Connection Requires Imagination
Remember that old Beatles song by John Lennon? Well, let’s engage in a bit of imagining….
Imagine if engagement with customers, clients, and others could be measured as a trackable KPI of success in your organization?
Imagine if you actually engineered your organization at all levels to compete not in a race to the bottom on price, product, or service, but instead if you engineered (through reward and recognition) for engagement through failure, risk-taking, and decision making?
Imagine if the digital tools you have lying around that you don’t know what to do with, were engaged in actively and intentionally increasing engagement, rather than just selling?
Imagine if engagement were the service your organization offered, and the product (physical, digital, or another form) was actually an afterthought?
Imagine if quality engagement with your employees through open-book management, pay transparency, and treating adults as if they are adults, were the “new normal” rather than a “radical departure.”
We don’t have to imagine the answers to any of these questions.
There are organizations at scale, that are doing all of these things all around us in all areas of the global economy. And even more so in a post-2020 work environment.
Connection Begins With Answering Questions
You can connect your employees socially, or via an LMS platform, but then what? Here are a few questions to get you thinking about this differently:
- What are we charging our customers and clients for?
- What are we paid to do?
- What do our clients and customers believe we are paid to do?

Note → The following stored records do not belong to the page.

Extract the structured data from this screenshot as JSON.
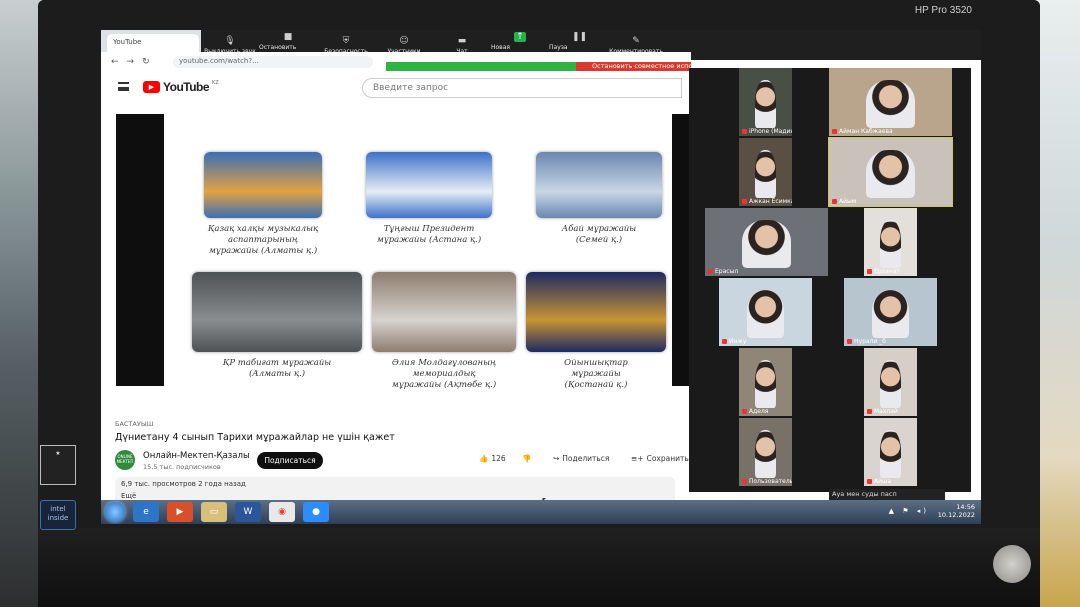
{
  "monitor": {
    "brand": "HP Pro 3520",
    "intel_label": "intel inside"
  },
  "browser_tab": {
    "title": "YouTube"
  },
  "zoom_toolbar": {
    "items": [
      {
        "label": "Выключить звук",
        "icon": "microphone-icon"
      },
      {
        "label": "Остановить видео",
        "icon": "camera-icon"
      },
      {
        "label": "Безопасность",
        "icon": "shield-icon"
      },
      {
        "label": "Участники",
        "icon": "participants-icon"
      },
      {
        "label": "Чат",
        "icon": "chat-icon"
      },
      {
        "label": "Новая демонстрация",
        "icon": "share-icon"
      },
      {
        "label": "Пауза демонстрации",
        "icon": "pause-icon"
      },
      {
        "label": "Комментировать",
        "icon": "pen-icon"
      }
    ],
    "stop_share": "Остановить совместное исполь"
  },
  "youtube": {
    "url": "youtube.com/watch?...",
    "search_placeholder": "Введите запрос",
    "logo": "YouTube",
    "logo_cc": "KZ"
  },
  "video_tiles": [
    {
      "caption": "Қазақ халқы музыкалық\nаспаптарының\nмұражайы (Алматы қ.)",
      "colors": [
        "#e2a243",
        "#3a6fb5"
      ]
    },
    {
      "caption": "Тұңғыш Президент\nмұражайы (Астана қ.)",
      "colors": [
        "#e6edf5",
        "#3d72c9"
      ]
    },
    {
      "caption": "Абай мұражайы\n(Семей қ.)",
      "colors": [
        "#c9d7e6",
        "#6a86b0"
      ]
    },
    {
      "caption": "ҚР табиғат мұражайы\n(Алматы қ.)",
      "colors": [
        "#8a8d8f",
        "#4d5254"
      ]
    },
    {
      "caption": "Әлия Молдағұлованың\nмемориалдық\nмұражайы (Ақтөбе қ.)",
      "colors": [
        "#d7d3cf",
        "#8e7d6f"
      ]
    },
    {
      "caption": "Ойыншықтар\nмұражайы\n(Қостанай қ.)",
      "colors": [
        "#c89434",
        "#1d2a62"
      ]
    }
  ],
  "video_info": {
    "tag": "БАСТАУЫШ",
    "title": "Дүниетану 4 сынып Тарихи мұражайлар не үшін қажет",
    "channel": "Онлайн-Мектеп-Қазалы",
    "subscribers": "15,5 тыс. подписчиков",
    "subscribe": "Подписаться",
    "likes": "126",
    "share": "Поделиться",
    "save": "Сохранить",
    "views": "6,9 тыс. просмотров  2 года назад",
    "more": "Ещё"
  },
  "participants": [
    {
      "name": "iPhone (Мадина)"
    },
    {
      "name": "Айман Кабжаева"
    },
    {
      "name": "Ажкан Есимканова"
    },
    {
      "name": "Айым"
    },
    {
      "name": "Ерасыл"
    },
    {
      "name": "Ерханат"
    },
    {
      "name": "Инжу"
    },
    {
      "name": "Нурали _б"
    },
    {
      "name": "Аделя"
    },
    {
      "name": "Махлай"
    },
    {
      "name": "Пользователь Zoom"
    },
    {
      "name": "Айша"
    }
  ],
  "zoom_tip": "Ауа мен суды пасп",
  "taskbar": {
    "time": "14:56",
    "date": "10.12.2022"
  }
}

- What is the value of education about connection to our customers and clients?
- What is the value of connection for our customers and clients?
- What is the value of the tools around the act of connecting with our clients and customers?
- What do our clients think they want from each other?
- What is the market value of our network, to our customers and clients?
- What is the risk profile of our market, our clients, and our organization?
Answering these questions, along with carefully considering the inherent (and growing) value of storytelling, self-awareness, and conflict management (not resolution—that requires skillsets you, or your employees, might not want to acquire) will open the door to creating a macroculture of connection.
Avoiding these hard questions and hoping that another innovator, entrepreneur, or visionary will come along and create the web of support that the system of connection-as-the-economy requires, is foolhardy and dangerous.
If connection is the product of the future, the problem is going to be answering the questions, in brave ways and then acting on the scary answers.
The only question you really have to ask (and answer) in your organization is: Do you have the courage to go past imagining to acting?